Another source of big data in the HR world comes from companies’ own employee records. In large corporations these HR systems can be a treasure trove of information. When hiring managers look to the results of an internal big data analysis, it can sometimes remove potential employees from consideration before anyone sees their application. Even something as seemingly innocuous as where you live can have an affect.

In an attempt to reduce a high employee turnover rate, Gate Gourmet gathered data from their HR systems. What they found was that the distance employees had to travel to get to work was one of the biggest reasons staff was leaving. So, the company started targeting candidates who lived closer. Anyone outside of the geographic sweet spot was out of luck.

As uncomfortable as it may seem to have a numbers-based approach determine the fate of your employment, it can also yield benefits.

Google is a company known for its data-driven approach to just about everything. Jimmy Taylor, co-founder at Novotus, a recruitment process outsourcing firm based in Austin, TX, cites an example from within Google, in which a Google-written algorithm “helped them understand that their recruiters were screening out qualified engineers who would be successful.” Sometimes the numbers work in your favour.

What About Social Media?

Perhaps surprisingly, sites like Facebook, Twitter and Instagram are not necessarily being used as big data sources.

Angela Preston, Vice President of compliance and General Counsel at Ohio’s EmployeeScreenIQ, says that when recruiters do look at your social profile, they’re simply making sure there’s nothing outrageous. “In my experience, employers and recruiters are not probing too deeply unless it’s a sensitive job.
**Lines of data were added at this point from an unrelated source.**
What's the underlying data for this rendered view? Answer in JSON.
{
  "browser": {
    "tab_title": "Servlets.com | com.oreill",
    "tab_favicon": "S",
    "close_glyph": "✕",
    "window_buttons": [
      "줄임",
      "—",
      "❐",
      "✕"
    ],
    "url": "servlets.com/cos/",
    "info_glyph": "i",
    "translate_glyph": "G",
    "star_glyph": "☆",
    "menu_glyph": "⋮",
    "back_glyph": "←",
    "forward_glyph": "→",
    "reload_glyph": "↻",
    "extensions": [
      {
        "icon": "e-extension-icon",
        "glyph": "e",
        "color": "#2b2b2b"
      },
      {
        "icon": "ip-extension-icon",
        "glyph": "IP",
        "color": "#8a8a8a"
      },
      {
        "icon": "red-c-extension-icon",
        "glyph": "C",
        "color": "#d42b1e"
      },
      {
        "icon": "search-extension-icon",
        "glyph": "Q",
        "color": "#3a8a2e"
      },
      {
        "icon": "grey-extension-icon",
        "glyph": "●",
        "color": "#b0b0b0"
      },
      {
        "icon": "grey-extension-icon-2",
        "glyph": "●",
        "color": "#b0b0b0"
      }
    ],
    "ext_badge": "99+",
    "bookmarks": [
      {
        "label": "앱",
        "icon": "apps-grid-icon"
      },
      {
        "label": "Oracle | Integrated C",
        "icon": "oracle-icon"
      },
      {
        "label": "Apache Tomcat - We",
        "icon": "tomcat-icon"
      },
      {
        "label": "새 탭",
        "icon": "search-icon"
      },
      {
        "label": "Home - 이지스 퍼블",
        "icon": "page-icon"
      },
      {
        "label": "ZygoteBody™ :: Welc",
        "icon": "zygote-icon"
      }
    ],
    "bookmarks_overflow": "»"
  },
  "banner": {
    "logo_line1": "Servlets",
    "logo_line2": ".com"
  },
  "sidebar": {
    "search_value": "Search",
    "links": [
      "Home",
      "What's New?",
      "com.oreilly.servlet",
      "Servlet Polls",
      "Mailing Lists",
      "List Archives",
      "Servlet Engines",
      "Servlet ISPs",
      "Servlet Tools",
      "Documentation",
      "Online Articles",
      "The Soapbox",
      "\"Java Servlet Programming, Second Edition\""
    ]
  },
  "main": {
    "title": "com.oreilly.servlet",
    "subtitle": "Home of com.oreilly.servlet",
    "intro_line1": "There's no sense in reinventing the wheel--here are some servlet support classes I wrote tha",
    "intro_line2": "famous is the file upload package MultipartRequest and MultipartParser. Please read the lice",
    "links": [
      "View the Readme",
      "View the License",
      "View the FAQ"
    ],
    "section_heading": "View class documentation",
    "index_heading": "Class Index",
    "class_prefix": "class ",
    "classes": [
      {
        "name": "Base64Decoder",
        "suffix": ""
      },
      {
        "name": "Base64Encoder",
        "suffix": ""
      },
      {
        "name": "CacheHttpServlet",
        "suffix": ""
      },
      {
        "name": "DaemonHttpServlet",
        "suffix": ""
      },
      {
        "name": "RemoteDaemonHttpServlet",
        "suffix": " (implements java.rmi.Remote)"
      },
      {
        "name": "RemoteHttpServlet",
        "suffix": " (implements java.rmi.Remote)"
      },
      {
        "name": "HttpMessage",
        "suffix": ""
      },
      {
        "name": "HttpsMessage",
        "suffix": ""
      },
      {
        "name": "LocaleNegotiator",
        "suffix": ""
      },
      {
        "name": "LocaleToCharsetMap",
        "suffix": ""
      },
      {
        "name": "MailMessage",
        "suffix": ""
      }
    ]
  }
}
Most employers don’t care what you do on the weekends; they just want to know that you’re not a serial killer or child molester,” Preston says.

Stevenson agrees, although he has heard rumblings that some companies are beginning to include automatic, algorithm-based processes to scan social media for red flags.

What Does All This Mean To Me As A Job-Seeker?

You can’t get around big data, but there are some things that you can and should be doing to improve your odds of getting an interview.

The top tips from the experts we spoke to include:

  • Build your resume early in your career, with as many experiences as possible whether paid or volunteer based
  • Update your LinkedIn profile often – there is some evidence that LinkedIn favours the people who do so when they conduct their “scrapes”
  • Google yourself
  • Optimize your profiles online to mirror the qualifications of the type of job you’re seeking
  • Keep your personal information private on social sites (don’t over-share) and try to be aware of your presence online
  • Ask recruiters what types of information they are looking for in a candidate and what types of assessments are being used


Simon_Cohen.jpgSimon Cohen is one of Canada’s most experienced Consumer Tech voices. He created, an award-winning Canadian technology blog which had an audience of over 500,000 monthly visitors. He has appeared as a guest numerous times on national TV and radio programmes, including Canada AM, Sync Up (a weekly segment on CTV News Channel) and App Central. He is currently an independent writer and editor contributing to various publications, but you can always find his thoughts and musings on his blog at